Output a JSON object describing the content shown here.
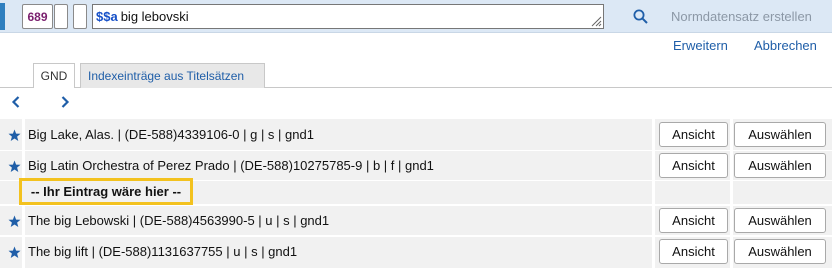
{
  "topbar": {
    "tag": "689",
    "field_subfield": "$$a",
    "field_value": "big lebovski",
    "create_label": "Normdatensatz erstellen"
  },
  "links": {
    "extend": "Erweitern",
    "cancel": "Abbrechen"
  },
  "tabs": [
    {
      "label": "GND",
      "active": true
    },
    {
      "label": "Indexeinträge aus Titelsätzen",
      "active": false
    }
  ],
  "results": [
    {
      "text": "Big Lake, Alas. | (DE-588)4339106-0 | g | s | gnd1",
      "view": "Ansicht",
      "select": "Auswählen"
    },
    {
      "text": "Big Latin Orchestra of Perez Prado | (DE-588)10275785-9 | b | f | gnd1",
      "view": "Ansicht",
      "select": "Auswählen"
    },
    {
      "text": "The big Lebowski | (DE-588)4563990-5 | u | s | gnd1",
      "view": "Ansicht",
      "select": "Auswählen"
    },
    {
      "text": "The big lift | (DE-588)1131637755 | u | s | gnd1",
      "view": "Ansicht",
      "select": "Auswählen"
    }
  ],
  "placeholder": "-- Ihr Eintrag wäre hier --",
  "colors": {
    "star": "#1f5ea8",
    "highlight_border": "#f3c21f",
    "topbar_bg": "#dce8f5"
  },
  "icons": [
    "star-icon",
    "search-icon",
    "chevron-left-icon",
    "chevron-right-icon",
    "resize-handle-icon"
  ]
}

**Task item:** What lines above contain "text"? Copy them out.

**Response for this exercise:**
      "text": "Big Lake, Alas. | (DE-588)4339106-0 | g | s | gnd1",
      "text": "Big Latin Orchestra of Perez Prado | (DE-588)10275785-9 | b | f | gnd1",
      "text": "The big Lebowski | (DE-588)4563990-5 | u | s | gnd1",
      "text": "The big lift | (DE-588)1131637755 | u | s | gnd1",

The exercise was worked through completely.